Even as off-field issues troubled Bangladesh cricket in the days leading up to their tour of India, one thought would likely have always come up in conversations among the players: beating India. Whether it was seeing them line up to announce the players' strike against the BCB on October 21 or when Shakib Al Hasan was banned by the ICC a week later, they knew they would have to regroup quickly for a difficult tour, where every team struggles these days.
The tour comprises T20Is and Tests, formats Bangladesh often struggle in, especially against India. This is their biggest bilateral tour in one of the Big Three countries in many years. And yet, so much was going wrong for the team. Apart from the strike and the ban, senior batsman Tamim Iqbal had pulled out of the tour, to stay back home with his pregnant wife.
Even after the strike ended, the three-day preparatory camp was chaotic. Shakib's absence even before the ban was announced was a mystery, and then, to add to the mess, the BCB pulled out nine players from ongoing first-class matches to join the camp. Then came the Shakib bombshell that really sunk the morale of the team as they had very little time to react before boarding the flight to Delhi last Wednesday.
However, on Sunday evening, Bangladesh overcame the odds to topple India, sealing their first win against them in T20Is. Mushfiqur Rahim, who was at the forefront of the players' strike, was the architect of the win, taking on left-arm seamer Khaleel Ahmed to tilt the scales Bangladesh's way.
"The last two-three weeks has been the toughest situation that I have faced in my 15-year cricketing career," Mushfiqur said at the post-match press conference. "I said to the journalists before leaving Bangladesh that the only way to return to the right track would be with a couple of wins in India. It will bring back smiles and calmness to the team and the nation."
Mushfiqur also praised new coach Russell Domingo for keeping his cool, despite off-field troubles, and also explained the value the youngsters added to the side.
"We came here as underdogs.

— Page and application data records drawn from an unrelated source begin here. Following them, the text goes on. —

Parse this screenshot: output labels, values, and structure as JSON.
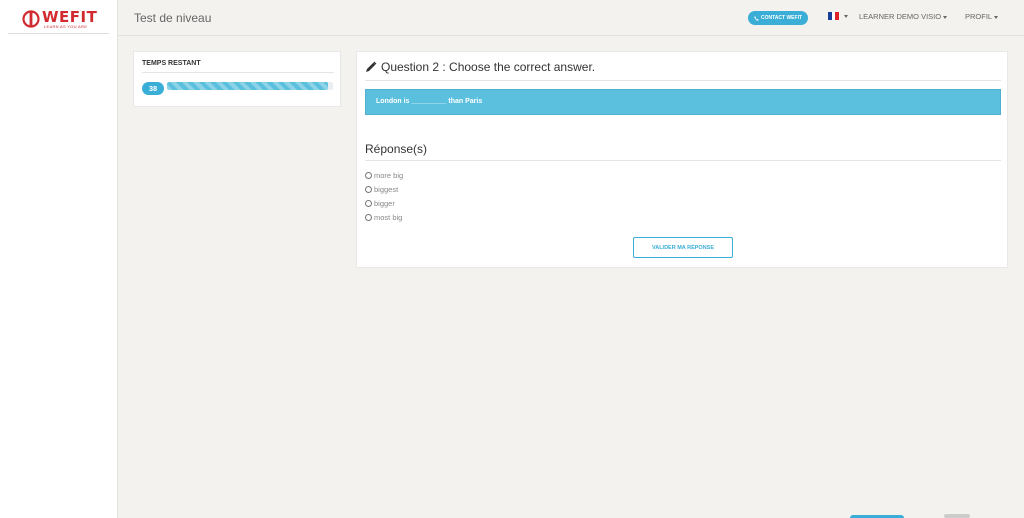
{
  "brand": {
    "name": "WEFIT",
    "tagline": "LEARN AS YOU ARE",
    "color": "#d12a2f"
  },
  "header": {
    "title": "Test de niveau",
    "contact_label": "CONTACT WEFIT",
    "contact_icon": "phone-icon",
    "language_icon": "french-flag-icon",
    "user_label": "LEARNER DEMO VISIO",
    "profile_label": "PROFIL"
  },
  "timer": {
    "title": "TEMPS RESTANT",
    "value": "38",
    "progress_percent": 97
  },
  "question": {
    "icon": "pencil-icon",
    "title": "Question 2 : Choose the correct answer.",
    "prompt": "London is _________ than Paris",
    "responses_title": "Réponse(s)",
    "options": [
      "more big",
      "biggest",
      "bigger",
      "most big"
    ],
    "submit_label": "VALIDER MA RÉPONSE"
  },
  "colors": {
    "accent": "#3aaed6",
    "prompt_bg": "#5bc0de",
    "page_bg": "#f3f2ef"
  }
}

I thank our head coach because of the situation we have faced in the last three weeks. To come back from that, especially giving the youngsters the freedom and giving them confidence; whether you give 20 runs in an over or get out first ball, you are still a member of this team," he said. "We have been giving this message to the rest of the team. I want them to take eight or ten years to reach what I have reached in 15 years."
Mushfiqur then turned philosophical when asked repeatedly about the heart-breaking loss against India in the 2016 T20 World Cup in Bengaluru. Both Mahmudullah and Mushfiqur were dismissed in the final over of that match with their team two runs away from victory, but three years later, the same batsmen successfully finished the game and put them 1-0 up.
"The biggest thing is people don't remember winning from these situations for too long," he said. "But if we lost this game, they would remember it for a long time. We were in a better position two overs before the end in that [Bengaluru] game. This was a tougher proposition on this wicket where scoring so much in the last two overs was going to be tough. I didn't find it easy to find boundaries on this wicket."
Mushfiqur said Bangladesh had learnt their lessons from the Bengaluru loss and that they were better equipped to deal with pressure now.
"We have had a lot of close games against India, so we promised ourselves that the next time we go into such a phase of the game, we don't want to lose," he said. "We have learned a lot from those last two games against India that went into the last over, so we discussed on how we can overcome those moments. I was telling Riyad bhai that let's win in singles and doubles rather than going for big hits."
Two years after that loss in the T20 World Cup came the Nidahas Trophy final, in which Bangladesh were denied the title thanks to Dinesh Karthik's late-match heroics. And finally, last year, there was the Asia Cup final, where India beat Bangladesh off the final ball.
The big question was whether Mushfiqur had finally exorcised his ghosts against India.
"Not really," he told Star Sports at the post-match presentation before elaborating that it was simply the game situation that had spurred him on. "When you are playing in front of a huge crowd, and when the team needs it the most, then nothing more feels special (than helping the team cross the line). I feel really good. It's a great honour to play India in India."
As for what Mushfiqur's plans are with T20 cricket, given he is one of the few Bangladesh players to play all three formats, the wicketkeeper-batsman said: "I am trying my level best to improve as a cricketer. T20 cricket belongs inside me. I am trying to learn each and every day, and want to do more for Bangladesh."